Western Pa. veterans from World War II step up to share tales
World War II veteran Jack Watson most remembers the stench, the inescapable smell of decaying bodies that permeated the Battle of Iwo Jima in 1945.
The five-week fight ranks among the deadliest in the Pacific Theater, having forced soldiers into intimate confrontations where “you were sure as hell right in the line of fire — continuously,” recalled Watson, 91, of Upper St. Clair, a former Marine Corps sergeant who turned 21 on the Japanese island.
Yet his family would not know for 70 years the horrific details of his combat, an ordeal he recounted in January during a two-hour conversation for the Veteran Voices of Pittsburgh Oral History Initiative.
The Western Pennsylvania project has recorded interviews with about 215 World War II veterans since 2012, capturing their memories as members of the famously reserved generation finally loosen up and reveal more information in their waning years, organizers said.
“Our stories are all that we have when we leave. There are photographs; there are our artifacts. But who we are, what we did, what we meant to people — all those things get related through stories,” said project director and founder Kevin Farkas, 49, of West Mayfield in Beaver County.
He partnered his effort in 2012 with the nonprofit Veterans Breakfast Club, a regional story-sharing program started in 2009 by Todd DePastino and Dan Cavanaugh. Recording sessions are free for veterans of all wars, whose spoken stories appear at veteranvoicesofpittsburgh.com and will be stored at the Senator John Heinz History Center in the Strip District.
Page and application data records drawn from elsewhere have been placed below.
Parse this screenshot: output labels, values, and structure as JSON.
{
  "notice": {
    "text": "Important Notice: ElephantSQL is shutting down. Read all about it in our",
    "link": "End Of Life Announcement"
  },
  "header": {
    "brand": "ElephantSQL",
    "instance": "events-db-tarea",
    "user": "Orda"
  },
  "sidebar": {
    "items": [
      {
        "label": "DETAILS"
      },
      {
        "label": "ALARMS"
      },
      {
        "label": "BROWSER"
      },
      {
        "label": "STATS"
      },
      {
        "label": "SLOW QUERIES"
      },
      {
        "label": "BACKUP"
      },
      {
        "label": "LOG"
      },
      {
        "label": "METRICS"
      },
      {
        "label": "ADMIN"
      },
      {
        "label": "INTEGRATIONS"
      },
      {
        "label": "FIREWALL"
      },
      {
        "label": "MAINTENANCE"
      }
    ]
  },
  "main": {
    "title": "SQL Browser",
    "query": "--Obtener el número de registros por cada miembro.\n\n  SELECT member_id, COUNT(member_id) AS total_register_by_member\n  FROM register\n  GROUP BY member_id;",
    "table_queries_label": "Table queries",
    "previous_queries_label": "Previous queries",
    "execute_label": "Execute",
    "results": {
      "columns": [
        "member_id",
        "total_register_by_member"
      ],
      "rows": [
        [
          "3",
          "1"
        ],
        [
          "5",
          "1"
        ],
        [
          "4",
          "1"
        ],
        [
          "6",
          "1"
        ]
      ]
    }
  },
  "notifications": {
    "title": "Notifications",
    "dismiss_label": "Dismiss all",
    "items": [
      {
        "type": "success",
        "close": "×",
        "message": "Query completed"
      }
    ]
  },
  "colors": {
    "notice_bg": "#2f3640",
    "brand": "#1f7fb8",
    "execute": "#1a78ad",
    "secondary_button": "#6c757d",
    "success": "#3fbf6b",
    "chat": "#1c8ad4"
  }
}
Interview requests are available through the website.
“I quickly found I was really learning a lot more about life than I was about history, that there are a lot of life lessons in what the veterans have to share,” said DePastino, 48, of Mt. Lebanon.
Most of the project participants are World War II veterans, whose modesty helped keep them from the limelight for decades, said Barbara Gannon, an assistant professor of history at the University of Central Florida in Orlando.
“It took, really, until even the 1990s before people started to notice them,” Gannon said. She cited NBC news anchor Tom Brokaw's 1998 book “The Greatest Generation” and the 1998 movie “Saving Private Ryan” as key to calling attention to World War II veterans and leading to the war memorial on the National Mall.
Renewed public interest and encouragement from family members are helping nudge more elderly veterans to record their stories, whether for local projects or the national Veterans History Project at the Library of Congress, veteran advocates said. Many participants report wanting to build an accurate historical record as they recognize their advanced age.
Nearly a million World War II veterans survive in the United States, down from about 4.3 million in 2003 and more than 15.6 million right after the war, federal numbers show. About 57,800 live in Pennsylvania or list the state as their home, according to the state Department of Military and Veterans Affairs.
“In all these years, no one had ever asked me anything about it. I had never been invited to talk about it,” said Harold G. Hall, 92, of Scott, who was an Air Force pilot stationed in Alaska during the war.
He spent an hour this week recording his war stories for Veteran Voices, spurred through a family connection to the project. Hall hopes the project “would help Americans recognize that (the war) happened,” he said.
Bob Buckler, 90, of Shaler went next before the microphone. A former staff sergeant in the Air Force, he was aboard a B-17 bomber forced to land in February 1944 in Sweden after coming under German fire. He stayed in the Nordic country through November that year.
“I was one of the fortunate ones to go to Sweden. We were losing 10 percent of our planes every time we flew over Germany, so a lot of those people didn't make it,” Buckler said.
At the Veterans History Project in Washington, materials centered on World War II account for more than half the 96,000 collections that workers have assembled since 2000, program coordinator Monica Mohindra said. She said each collection usually represents one veteran, many of them quick to deflect recognition and credit.
Only by combining each veteran's story with the rest can historians paint a full portrait of a conflict, Mohindra said.
“Every veteran's story is important,” she said.
Adam Smeltz is a staff writer for Trib Total Media. He can be reached at 412-380-5676 or email@example.com.